### [Exercise prompt]
In your copy, reproduce the entries exactly as they are, minus the images.

╭─ Available records

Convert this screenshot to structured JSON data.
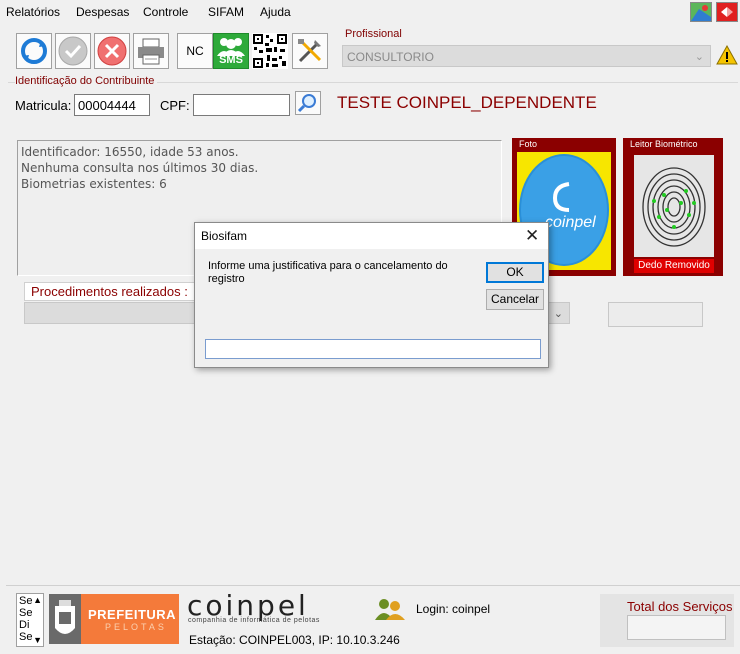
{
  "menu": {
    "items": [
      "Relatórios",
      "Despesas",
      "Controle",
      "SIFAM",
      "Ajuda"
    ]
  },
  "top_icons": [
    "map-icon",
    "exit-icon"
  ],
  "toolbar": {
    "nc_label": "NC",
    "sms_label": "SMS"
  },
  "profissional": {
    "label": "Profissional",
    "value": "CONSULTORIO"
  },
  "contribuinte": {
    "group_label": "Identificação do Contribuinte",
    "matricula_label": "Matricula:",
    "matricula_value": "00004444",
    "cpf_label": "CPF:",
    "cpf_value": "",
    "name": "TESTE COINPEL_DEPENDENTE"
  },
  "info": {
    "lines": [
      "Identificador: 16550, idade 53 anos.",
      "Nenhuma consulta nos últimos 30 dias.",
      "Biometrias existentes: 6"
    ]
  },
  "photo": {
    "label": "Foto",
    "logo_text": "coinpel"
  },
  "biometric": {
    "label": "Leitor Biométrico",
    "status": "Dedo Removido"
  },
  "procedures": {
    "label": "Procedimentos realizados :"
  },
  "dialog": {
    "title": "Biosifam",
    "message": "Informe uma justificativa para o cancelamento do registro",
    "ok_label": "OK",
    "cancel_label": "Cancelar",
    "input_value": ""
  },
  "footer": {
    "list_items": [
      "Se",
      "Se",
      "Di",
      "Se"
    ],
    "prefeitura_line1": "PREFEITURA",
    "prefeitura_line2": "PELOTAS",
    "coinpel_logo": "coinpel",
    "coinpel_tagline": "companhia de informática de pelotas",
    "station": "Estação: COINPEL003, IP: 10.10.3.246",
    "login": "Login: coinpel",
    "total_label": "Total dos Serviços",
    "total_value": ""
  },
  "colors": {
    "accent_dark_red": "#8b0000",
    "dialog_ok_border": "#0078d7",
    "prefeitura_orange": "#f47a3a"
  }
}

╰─

### [Task response]
Convert this screenshot to structured JSON data.
{
  "menu": {
    "items": [
      "Relatórios",
      "Despesas",
      "Controle",
      "SIFAM",
      "Ajuda"
    ]
  },
  "top_icons": [
    "map-icon",
    "exit-icon"
  ],
  "toolbar": {
    "nc_label": "NC",
    "sms_label": "SMS"
  },
  "profissional": {
    "label": "Profissional",
    "value": "CONSULTORIO"
  },
  "contribuinte": {
    "group_label": "Identificação do Contribuinte",
    "matricula_label": "Matricula:",
    "matricula_value": "00004444",
    "cpf_label": "CPF:",
    "cpf_value": "",
    "name": "TESTE COINPEL_DEPENDENTE"
  },
  "info": {
    "lines": [
      "Identificador: 16550, idade 53 anos.",
      "Nenhuma consulta nos últimos 30 dias.",
      "Biometrias existentes: 6"
    ]
  },
  "photo": {
    "label": "Foto",
    "logo_text": "coinpel"
  },
  "biometric": {
    "label": "Leitor Biométrico",
    "status": "Dedo Removido"
  },
  "procedures": {
    "label": "Procedimentos realizados :"
  },
  "dialog": {
    "title": "Biosifam",
    "message": "Informe uma justificativa para o cancelamento do registro",
    "ok_label": "OK",
    "cancel_label": "Cancelar",
    "input_value": ""
  },
  "footer": {
    "list_items": [
      "Se",
      "Se",
      "Di",
      "Se"
    ],
    "prefeitura_line1": "PREFEITURA",
    "prefeitura_line2": "PELOTAS",
    "coinpel_logo": "coinpel",
    "coinpel_tagline": "companhia de informática de pelotas",
    "station": "Estação: COINPEL003, IP: 10.10.3.246",
    "login": "Login: coinpel",
    "total_label": "Total dos Serviços",
    "total_value": ""
  },
  "colors": {
    "accent_dark_red": "#8b0000",
    "dialog_ok_border": "#0078d7",
    "prefeitura_orange": "#f47a3a"
  }
}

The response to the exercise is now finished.